↓
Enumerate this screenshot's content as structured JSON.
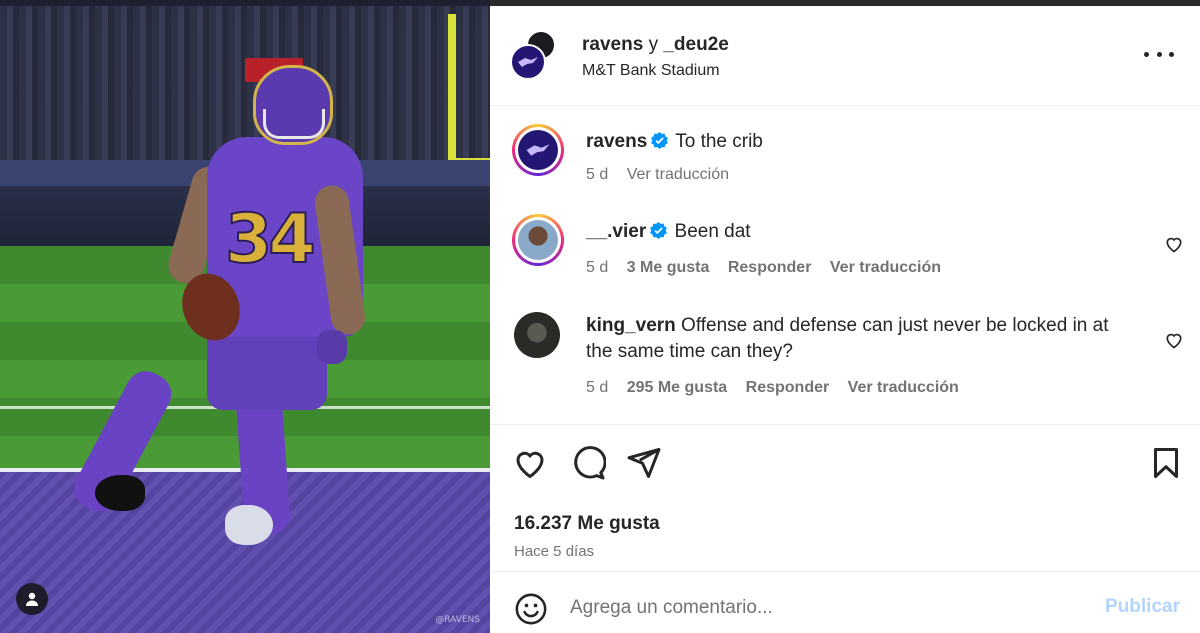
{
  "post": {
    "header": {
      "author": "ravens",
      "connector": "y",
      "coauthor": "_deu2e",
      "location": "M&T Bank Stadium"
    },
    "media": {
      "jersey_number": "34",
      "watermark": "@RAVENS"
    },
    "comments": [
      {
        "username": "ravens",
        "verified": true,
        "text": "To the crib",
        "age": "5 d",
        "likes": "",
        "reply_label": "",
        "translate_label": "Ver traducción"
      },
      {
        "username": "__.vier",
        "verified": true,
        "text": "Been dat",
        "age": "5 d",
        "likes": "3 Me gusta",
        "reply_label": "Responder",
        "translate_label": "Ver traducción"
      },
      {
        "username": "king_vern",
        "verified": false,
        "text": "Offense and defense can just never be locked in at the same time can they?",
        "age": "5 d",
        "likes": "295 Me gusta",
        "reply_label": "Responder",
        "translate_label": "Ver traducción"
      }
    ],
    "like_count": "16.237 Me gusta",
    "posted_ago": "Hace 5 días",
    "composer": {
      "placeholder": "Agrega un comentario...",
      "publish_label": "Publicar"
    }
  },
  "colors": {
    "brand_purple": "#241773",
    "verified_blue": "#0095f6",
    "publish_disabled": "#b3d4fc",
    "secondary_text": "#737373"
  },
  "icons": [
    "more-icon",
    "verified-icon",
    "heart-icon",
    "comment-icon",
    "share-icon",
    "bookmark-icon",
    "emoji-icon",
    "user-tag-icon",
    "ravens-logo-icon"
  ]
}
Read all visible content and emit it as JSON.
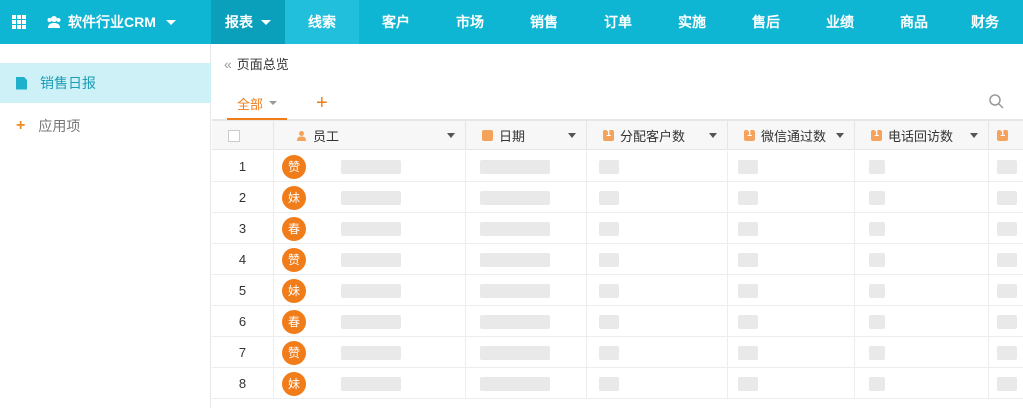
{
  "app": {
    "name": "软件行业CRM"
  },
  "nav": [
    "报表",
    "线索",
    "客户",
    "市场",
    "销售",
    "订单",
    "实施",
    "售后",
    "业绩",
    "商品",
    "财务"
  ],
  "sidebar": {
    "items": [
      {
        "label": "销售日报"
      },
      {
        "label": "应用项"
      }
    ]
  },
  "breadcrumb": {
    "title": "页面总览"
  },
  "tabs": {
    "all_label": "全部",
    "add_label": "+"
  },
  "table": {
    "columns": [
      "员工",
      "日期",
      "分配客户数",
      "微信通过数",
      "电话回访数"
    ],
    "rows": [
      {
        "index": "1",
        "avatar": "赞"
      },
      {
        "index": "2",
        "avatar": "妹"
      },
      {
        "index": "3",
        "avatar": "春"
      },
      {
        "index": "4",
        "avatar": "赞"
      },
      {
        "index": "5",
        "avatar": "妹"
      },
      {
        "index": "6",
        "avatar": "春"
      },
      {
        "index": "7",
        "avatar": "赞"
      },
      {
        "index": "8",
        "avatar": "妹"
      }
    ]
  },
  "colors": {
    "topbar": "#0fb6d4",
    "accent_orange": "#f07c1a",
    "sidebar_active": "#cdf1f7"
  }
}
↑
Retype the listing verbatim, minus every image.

Enumerate this screenshot's content as structured JSON.
{
  "post": {
    "header": {
      "author": "ravens",
      "connector": "y",
      "coauthor": "_deu2e",
      "location": "M&T Bank Stadium"
    },
    "media": {
      "jersey_number": "34",
      "watermark": "@RAVENS"
    },
    "comments": [
      {
        "username": "ravens",
        "verified": true,
        "text": "To the crib",
        "age": "5 d",
        "likes": "",
        "reply_label": "",
        "translate_label": "Ver traducción"
      },
      {
        "username": "__.vier",
        "verified": true,
        "text": "Been dat",
        "age": "5 d",
        "likes": "3 Me gusta",
        "reply_label": "Responder",
        "translate_label": "Ver traducción"
      },
      {
        "username": "king_vern",
        "verified": false,
        "text": "Offense and defense can just never be locked in at the same time can they?",
        "age": "5 d",
        "likes": "295 Me gusta",
        "reply_label": "Responder",
        "translate_label": "Ver traducción"
      }
    ],
    "like_count": "16.237 Me gusta",
    "posted_ago": "Hace 5 días",
    "composer": {
      "placeholder": "Agrega un comentario...",
      "publish_label": "Publicar"
    }
  },
  "colors": {
    "brand_purple": "#241773",
    "verified_blue": "#0095f6",
    "publish_disabled": "#b3d4fc",
    "secondary_text": "#737373"
  },
  "icons": [
    "more-icon",
    "verified-icon",
    "heart-icon",
    "comment-icon",
    "share-icon",
    "bookmark-icon",
    "emoji-icon",
    "user-tag-icon",
    "ravens-logo-icon"
  ]
}
Read all visible content and emit it as JSON.
{
  "app": {
    "name": "软件行业CRM"
  },
  "nav": [
    "报表",
    "线索",
    "客户",
    "市场",
    "销售",
    "订单",
    "实施",
    "售后",
    "业绩",
    "商品",
    "财务"
  ],
  "sidebar": {
    "items": [
      {
        "label": "销售日报"
      },
      {
        "label": "应用项"
      }
    ]
  },
  "breadcrumb": {
    "title": "页面总览"
  },
  "tabs": {
    "all_label": "全部",
    "add_label": "+"
  },
  "table": {
    "columns": [
      "员工",
      "日期",
      "分配客户数",
      "微信通过数",
      "电话回访数"
    ],
    "rows": [
      {
        "index": "1",
        "avatar": "赞"
      },
      {
        "index": "2",
        "avatar": "妹"
      },
      {
        "index": "3",
        "avatar": "春"
      },
      {
        "index": "4",
        "avatar": "赞"
      },
      {
        "index": "5",
        "avatar": "妹"
      },
      {
        "index": "6",
        "avatar": "春"
      },
      {
        "index": "7",
        "avatar": "赞"
      },
      {
        "index": "8",
        "avatar": "妹"
      }
    ]
  },
  "colors": {
    "topbar": "#0fb6d4",
    "accent_orange": "#f07c1a",
    "sidebar_active": "#cdf1f7"
  }
}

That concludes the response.